What this task involves ▸
Would you reproduce the listing exactly, leaving nothing out?
*** Given records ***
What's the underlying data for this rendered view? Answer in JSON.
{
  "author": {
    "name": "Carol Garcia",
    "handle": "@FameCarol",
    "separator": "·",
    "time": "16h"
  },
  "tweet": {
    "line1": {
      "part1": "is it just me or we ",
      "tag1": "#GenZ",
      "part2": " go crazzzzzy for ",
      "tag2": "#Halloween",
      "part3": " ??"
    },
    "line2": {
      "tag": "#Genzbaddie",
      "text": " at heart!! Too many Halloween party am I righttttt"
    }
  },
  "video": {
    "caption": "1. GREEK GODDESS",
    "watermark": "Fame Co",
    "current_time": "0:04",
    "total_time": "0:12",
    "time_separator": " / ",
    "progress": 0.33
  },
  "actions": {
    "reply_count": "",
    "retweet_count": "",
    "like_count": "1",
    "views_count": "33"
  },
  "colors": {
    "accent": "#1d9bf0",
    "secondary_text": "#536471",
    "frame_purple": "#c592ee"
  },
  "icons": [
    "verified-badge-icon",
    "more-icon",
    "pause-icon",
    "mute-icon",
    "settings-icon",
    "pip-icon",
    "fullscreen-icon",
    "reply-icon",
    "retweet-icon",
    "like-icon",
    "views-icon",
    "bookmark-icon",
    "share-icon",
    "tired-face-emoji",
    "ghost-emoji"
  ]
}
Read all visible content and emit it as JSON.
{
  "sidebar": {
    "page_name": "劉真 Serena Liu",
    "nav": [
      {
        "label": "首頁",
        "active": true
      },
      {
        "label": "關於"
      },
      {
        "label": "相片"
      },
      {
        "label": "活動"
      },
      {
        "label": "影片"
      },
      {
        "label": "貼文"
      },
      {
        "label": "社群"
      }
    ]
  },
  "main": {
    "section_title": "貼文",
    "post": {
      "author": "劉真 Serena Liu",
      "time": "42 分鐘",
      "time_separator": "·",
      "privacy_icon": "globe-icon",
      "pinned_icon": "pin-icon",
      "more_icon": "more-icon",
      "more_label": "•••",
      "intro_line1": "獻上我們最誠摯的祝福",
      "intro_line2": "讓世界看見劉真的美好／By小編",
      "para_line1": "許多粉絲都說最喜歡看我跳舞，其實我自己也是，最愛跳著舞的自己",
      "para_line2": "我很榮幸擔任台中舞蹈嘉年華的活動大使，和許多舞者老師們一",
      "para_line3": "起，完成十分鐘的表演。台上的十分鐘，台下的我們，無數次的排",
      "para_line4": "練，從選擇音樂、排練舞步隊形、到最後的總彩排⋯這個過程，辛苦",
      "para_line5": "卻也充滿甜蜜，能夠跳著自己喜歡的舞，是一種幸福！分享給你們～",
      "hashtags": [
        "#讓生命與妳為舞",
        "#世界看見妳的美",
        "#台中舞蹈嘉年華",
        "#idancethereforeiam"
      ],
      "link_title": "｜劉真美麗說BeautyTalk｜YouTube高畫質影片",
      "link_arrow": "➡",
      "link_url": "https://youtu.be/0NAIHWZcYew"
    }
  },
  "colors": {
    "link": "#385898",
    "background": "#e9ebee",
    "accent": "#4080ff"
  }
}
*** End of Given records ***
Solution to the problem ▸
What's the underlying data for this rendered view? Answer in JSON.
{
  "author": {
    "name": "Carol Garcia",
    "handle": "@FameCarol",
    "separator": "·",
    "time": "16h"
  },
  "tweet": {
    "line1": {
      "part1": "is it just me or we ",
      "tag1": "#GenZ",
      "part2": " go crazzzzzy for ",
      "tag2": "#Halloween",
      "part3": " ??"
    },
    "line2": {
      "tag": "#Genzbaddie",
      "text": " at heart!! Too many Halloween party am I righttttt"
    }
  },
  "video": {
    "caption": "1. GREEK GODDESS",
    "watermark": "Fame Co",
    "current_time": "0:04",
    "total_time": "0:12",
    "time_separator": " / ",
    "progress": 0.33
  },
  "actions": {
    "reply_count": "",
    "retweet_count": "",
    "like_count": "1",
    "views_count": "33"
  },
  "colors": {
    "accent": "#1d9bf0",
    "secondary_text": "#536471",
    "frame_purple": "#c592ee"
  },
  "icons": [
    "verified-badge-icon",
    "more-icon",
    "pause-icon",
    "mute-icon",
    "settings-icon",
    "pip-icon",
    "fullscreen-icon",
    "reply-icon",
    "retweet-icon",
    "like-icon",
    "views-icon",
    "bookmark-icon",
    "share-icon",
    "tired-face-emoji",
    "ghost-emoji"
  ]
}
Read all visible content and emit it as JSON.
{
  "sidebar": {
    "page_name": "劉真 Serena Liu",
    "nav": [
      {
        "label": "首頁",
        "active": true
      },
      {
        "label": "關於"
      },
      {
        "label": "相片"
      },
      {
        "label": "活動"
      },
      {
        "label": "影片"
      },
      {
        "label": "貼文"
      },
      {
        "label": "社群"
      }
    ]
  },
  "main": {
    "section_title": "貼文",
    "post": {
      "author": "劉真 Serena Liu",
      "time": "42 分鐘",
      "time_separator": "·",
      "privacy_icon": "globe-icon",
      "pinned_icon": "pin-icon",
      "more_icon": "more-icon",
      "more_label": "•••",
      "intro_line1": "獻上我們最誠摯的祝福",
      "intro_line2": "讓世界看見劉真的美好／By小編",
      "para_line1": "許多粉絲都說最喜歡看我跳舞，其實我自己也是，最愛跳著舞的自己",
      "para_line2": "我很榮幸擔任台中舞蹈嘉年華的活動大使，和許多舞者老師們一",
      "para_line3": "起，完成十分鐘的表演。台上的十分鐘，台下的我們，無數次的排",
      "para_line4": "練，從選擇音樂、排練舞步隊形、到最後的總彩排⋯這個過程，辛苦",
      "para_line5": "卻也充滿甜蜜，能夠跳著自己喜歡的舞，是一種幸福！分享給你們～",
      "hashtags": [
        "#讓生命與妳為舞",
        "#世界看見妳的美",
        "#台中舞蹈嘉年華",
        "#idancethereforeiam"
      ],
      "link_title": "｜劉真美麗說BeautyTalk｜YouTube高畫質影片",
      "link_arrow": "➡",
      "link_url": "https://youtu.be/0NAIHWZcYew"
    }
  },
  "colors": {
    "link": "#385898",
    "background": "#e9ebee",
    "accent": "#4080ff"
  }
}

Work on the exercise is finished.